To investigate the abilities of various probiotic bacteria to produce volatile sulfur compounds (VSCs) relevant to food flavour and aroma. Methods and Results: Probiotic strains (Lactobacillus acidophilus NCFM, Lactobacillus plantarum 299v, Lactobacillus rhamnosus GG, Lactobacillus reuteri ATCC55730 and L. reuteri BR11), Lactobacillus delbrueckii ATCC4797, L. plantarum ATCC14917 and Lactococcus lactis MG1363 were incubated with either cysteine or methionine. Volatile compounds were captured, identified and quantified using a sensitive solid-phase microextraction (SPME) technique combined with gas chromatography coupled to a pulsed flame photometric detector (SPME/GC/PFPD). Several VSCs were identified including H2S, methanethiol, dimethyldisulfide and dimethyltrisulfide. The VSC profiles varied substantially for different strains of L. plantarum and L. reuteri and it was found that L. reuteri ATCC55730 and L. lactis MG1363 produced the lowest levels of VSCs (P <0·05). Levels of VSCs generated by bacteria were found to be equivalent to, or higher than, that found in commercial cheeses. Conclusions: Several probiotic strains are able to generate considerable levels of VSCs and substantial variations in VSC generating potential exists between different strains from the same species. Significance and Importance of the Study: This study demonstrates that probiotic bacteria are able to efficiently generate important flavour and aroma compounds and therefore has implications for the development of probiotic containing foods.

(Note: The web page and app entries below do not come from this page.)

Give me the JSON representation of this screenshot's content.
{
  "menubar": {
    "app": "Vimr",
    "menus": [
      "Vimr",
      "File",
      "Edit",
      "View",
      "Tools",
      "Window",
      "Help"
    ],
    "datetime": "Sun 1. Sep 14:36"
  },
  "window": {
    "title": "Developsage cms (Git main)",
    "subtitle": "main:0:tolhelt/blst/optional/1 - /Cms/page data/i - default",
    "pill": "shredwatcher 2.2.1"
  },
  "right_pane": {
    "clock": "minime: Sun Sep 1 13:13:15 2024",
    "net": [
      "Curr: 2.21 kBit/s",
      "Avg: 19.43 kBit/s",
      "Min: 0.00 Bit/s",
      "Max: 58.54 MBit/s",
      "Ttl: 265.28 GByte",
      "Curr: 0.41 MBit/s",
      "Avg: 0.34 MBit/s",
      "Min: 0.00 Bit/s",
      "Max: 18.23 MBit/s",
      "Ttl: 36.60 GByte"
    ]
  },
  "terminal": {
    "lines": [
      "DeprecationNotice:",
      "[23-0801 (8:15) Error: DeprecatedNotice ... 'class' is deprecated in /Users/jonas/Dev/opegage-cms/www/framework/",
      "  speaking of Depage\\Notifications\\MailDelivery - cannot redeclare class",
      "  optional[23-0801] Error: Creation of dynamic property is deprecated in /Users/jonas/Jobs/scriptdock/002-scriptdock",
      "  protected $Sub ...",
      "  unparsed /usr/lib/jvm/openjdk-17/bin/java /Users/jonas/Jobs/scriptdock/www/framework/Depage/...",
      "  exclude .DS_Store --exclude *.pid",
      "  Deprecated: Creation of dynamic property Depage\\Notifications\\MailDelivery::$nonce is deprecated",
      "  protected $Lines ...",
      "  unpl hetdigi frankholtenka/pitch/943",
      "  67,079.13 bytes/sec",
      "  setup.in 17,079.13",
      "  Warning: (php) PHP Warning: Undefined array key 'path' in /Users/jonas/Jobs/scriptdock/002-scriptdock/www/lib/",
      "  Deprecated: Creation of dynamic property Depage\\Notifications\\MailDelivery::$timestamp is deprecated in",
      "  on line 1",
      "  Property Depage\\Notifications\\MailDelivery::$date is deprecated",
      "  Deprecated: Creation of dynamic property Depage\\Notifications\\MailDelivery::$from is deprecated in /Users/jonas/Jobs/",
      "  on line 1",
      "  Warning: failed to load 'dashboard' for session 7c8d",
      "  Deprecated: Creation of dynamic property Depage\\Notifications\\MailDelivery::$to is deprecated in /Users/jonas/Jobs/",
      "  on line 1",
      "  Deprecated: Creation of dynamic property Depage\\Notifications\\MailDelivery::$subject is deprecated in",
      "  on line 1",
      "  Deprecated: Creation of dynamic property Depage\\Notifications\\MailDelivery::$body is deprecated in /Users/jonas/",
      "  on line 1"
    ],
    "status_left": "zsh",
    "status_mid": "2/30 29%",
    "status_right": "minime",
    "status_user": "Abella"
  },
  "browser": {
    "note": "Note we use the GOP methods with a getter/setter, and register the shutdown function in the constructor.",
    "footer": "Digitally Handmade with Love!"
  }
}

- cheese flavour
- Volatile sulfur compounds
ASJC Scopus subject areas
- Applied Microbiology and Biotechnology